I’m not sure that even under the scenario you describe animal welfare doesn’t end up dominating human welfare, except under a very specific set of assumptions. In particular, you describe ways for human-esque minds to explode in number (propagating through space as machines or as emulations). Without appropriate efforts to change the way humans perceive animal welfare (wild animal welfare in particular), it seems very possible that 1) humans/machine descendants might manufacture/emulate animal-minds (and since wild animal welfare hasn’t been addressed, emulate their suffering), 2) animals will continue to exist and suffer on our own planet for millennia, or 3) taking an idea from Luke Hecht, there may be vastly more wild “animals” suffering already off-Earth—if we think there are human-esque alien minds, than there are probably vastly more alien wild animals. The emulated minds that descend from humans may have to address cosmic wild animal suffering.
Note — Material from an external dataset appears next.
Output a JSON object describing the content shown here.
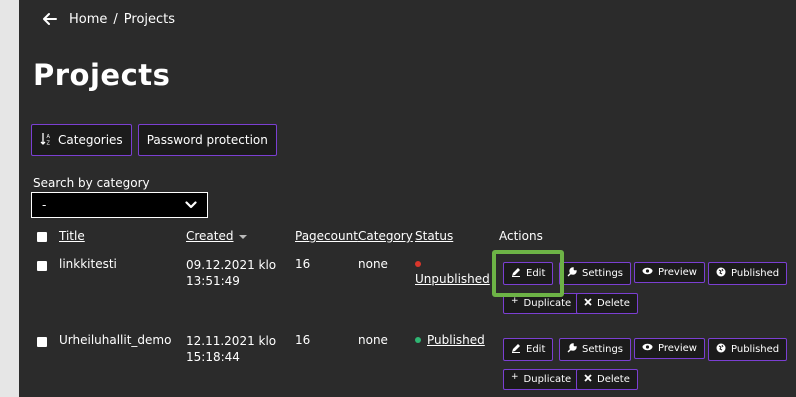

All three of these situations mean that even when the total expected welfare of the human population is incredibly large, the total expected welfare (or potential welfare) of animals may also be incredibly large, and it isn’t easy to see in advance that one would clearly outweigh the other (unless animal life (biological and synthetic) is eradicated relatively early in the timeline compared to the propagation of human life, which is an additional assumption).
Regardless, if all situations where humans are bound to the solar system and many where they leave result in animal welfare dominating, then your credence that animal welfare will continue to dominate should necessarily be higher than your credence that humans will leave the solar system. So neglecting animal welfare on the grounds that humans will dominate via space exploration seems to require further information about the relative probabilities of the various situations, multiplied by the relative populations in these situations.
I haven’t attempted any particular expected value calculation, but it doesn’t seem to me like you can conclude immediately that simply because human welfare has the potential to be infinite or extravagantly large, the potential value of working on human welfare is definitely higher. The latter claim instead requires the additional assertion that animal welfare will not also be incredibly or infinitely large, which as I describe above requires further evidence. And, you would also have to account for the fact that wild animal welfare seems vastly more important currently and will be for the near future in that expected value calculation (which I take from your objection being focused on the future, you might already believe?).
If this is your primary objection, at best it seems like it ought to marginally lower your credence that animal welfare will continue to dominate. It strikes me as an extremely narrow possibility among many many possible worlds where animals continue to dominate welfare considerations, and therefore in expectation, we still should think animal welfare will dominate into the future. I’d be interested in what your specific credence is that the situation you outlined will happen?
This is really amazing, and it’ll be interesting to see it applied to wild animal welfare work in the future. I also imagine that there are a lot of applications for farmed animal welfare improvements, etc. Thanks for sharing!
Thanks for the response! I guess I personally am interested in it, because I think it would lend credibility to WAW outreach projects to be able to cite it.
That’s great to hear! I guess I think it would be great for norms of caring about invertebrates to be spread in the animal advocacy space, so that seems good.
I don’t actually know if engagement, is important (maybe it is an indicator of either your thoroughness, as there are few followups, or just that you all are the experts, so most people on the forum aren’t going to weigh in). Sharing with funders makes a lot of sense. Thanks!